PURPOSE: After bariatric surgery, body contouring surgery (BCS) is thought to improve body image, weight loss, and mental health. Many patients desire but do not undergo BCS after bariatric surgery. This patient subset has rarely been studied. The present study compares bariatric surgery patients that, at 5 years after surgery, desires, have undergone or have no desire for BCS regarding pre- and post-surgery body image and mental health, including within-group changes over time.
MATERIALS AND METHODS: Data were collected from participants (N = 216) pre-bariatric surgery and at 1- and 5-year post-surgery. Health care providers measured body mass index (BMI). All other data were collected via self-report (questionnaires).
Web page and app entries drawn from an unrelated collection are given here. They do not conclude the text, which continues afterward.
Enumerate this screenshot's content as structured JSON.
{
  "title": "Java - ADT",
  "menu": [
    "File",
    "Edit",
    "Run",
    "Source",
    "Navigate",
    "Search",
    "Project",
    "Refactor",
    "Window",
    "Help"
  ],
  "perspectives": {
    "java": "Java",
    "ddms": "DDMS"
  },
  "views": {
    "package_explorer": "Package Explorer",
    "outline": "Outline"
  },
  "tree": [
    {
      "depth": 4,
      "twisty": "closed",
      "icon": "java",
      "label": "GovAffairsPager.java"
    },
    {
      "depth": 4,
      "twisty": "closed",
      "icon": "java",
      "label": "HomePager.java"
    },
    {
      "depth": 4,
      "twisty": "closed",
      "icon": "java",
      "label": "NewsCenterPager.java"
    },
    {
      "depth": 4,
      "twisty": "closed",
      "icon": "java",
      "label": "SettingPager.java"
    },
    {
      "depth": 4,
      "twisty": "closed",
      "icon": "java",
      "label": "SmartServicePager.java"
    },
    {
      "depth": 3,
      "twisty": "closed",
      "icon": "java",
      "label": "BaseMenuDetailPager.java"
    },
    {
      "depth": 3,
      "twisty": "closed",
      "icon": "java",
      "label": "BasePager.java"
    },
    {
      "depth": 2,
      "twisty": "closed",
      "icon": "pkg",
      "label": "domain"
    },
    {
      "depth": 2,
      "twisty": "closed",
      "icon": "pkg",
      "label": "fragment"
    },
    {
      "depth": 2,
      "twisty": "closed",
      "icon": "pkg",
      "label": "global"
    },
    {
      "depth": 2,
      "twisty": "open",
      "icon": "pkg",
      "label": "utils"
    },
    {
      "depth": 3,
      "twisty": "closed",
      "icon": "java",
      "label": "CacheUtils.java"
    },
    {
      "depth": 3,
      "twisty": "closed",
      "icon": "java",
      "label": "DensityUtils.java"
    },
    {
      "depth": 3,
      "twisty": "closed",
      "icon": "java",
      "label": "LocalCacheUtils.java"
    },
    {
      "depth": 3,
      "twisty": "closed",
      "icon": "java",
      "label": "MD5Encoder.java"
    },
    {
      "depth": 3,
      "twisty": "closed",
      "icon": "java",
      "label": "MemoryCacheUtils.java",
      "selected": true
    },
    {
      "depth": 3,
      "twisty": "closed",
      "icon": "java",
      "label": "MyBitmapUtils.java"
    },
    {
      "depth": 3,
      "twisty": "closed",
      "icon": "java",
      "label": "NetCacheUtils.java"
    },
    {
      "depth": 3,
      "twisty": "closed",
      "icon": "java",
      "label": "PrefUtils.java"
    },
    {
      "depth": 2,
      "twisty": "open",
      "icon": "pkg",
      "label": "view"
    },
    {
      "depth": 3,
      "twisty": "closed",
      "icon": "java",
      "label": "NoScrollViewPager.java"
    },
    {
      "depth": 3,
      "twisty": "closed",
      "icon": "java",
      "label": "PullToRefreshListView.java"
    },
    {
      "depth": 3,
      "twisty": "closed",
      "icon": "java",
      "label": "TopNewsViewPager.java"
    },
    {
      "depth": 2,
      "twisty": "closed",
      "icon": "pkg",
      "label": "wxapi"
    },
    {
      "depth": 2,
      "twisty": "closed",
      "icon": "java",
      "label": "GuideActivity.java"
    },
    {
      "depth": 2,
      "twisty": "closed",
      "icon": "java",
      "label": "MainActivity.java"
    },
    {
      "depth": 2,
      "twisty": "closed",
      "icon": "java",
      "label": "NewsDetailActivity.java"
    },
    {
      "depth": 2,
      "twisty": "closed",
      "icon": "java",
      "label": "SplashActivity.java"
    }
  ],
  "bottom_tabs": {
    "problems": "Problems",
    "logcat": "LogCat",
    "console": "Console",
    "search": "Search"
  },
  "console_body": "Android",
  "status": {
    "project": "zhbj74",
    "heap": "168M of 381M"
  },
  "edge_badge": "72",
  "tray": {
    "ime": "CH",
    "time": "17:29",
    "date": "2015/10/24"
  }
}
RESULTS: At 5-year post-surgery, 30.6% had undergone BCS, 17.1% did not desire it, and 52.3% desired BCS. Patients who subsequently desired BCS scored lower on body satisfaction pre-surgery than the other groups. They also reported less resilience pre-surgery and more depressive symptoms at all times compared to participants with BCS. For five-year post-surgery, patients who desired BCS had lower body satisfaction levels than patients with BCS and were more bothered with excess skin relative to the two other groups. Body satisfaction improved in all three groups from baseline to five years and in most patients with BCS. Mental health improved only in patients with BCS.
CONCLUSION: This study emphasizes the relevance of identifying participants who desire but have not undergone BCS. The study suggests that BCS is associated with improved body image and mental health.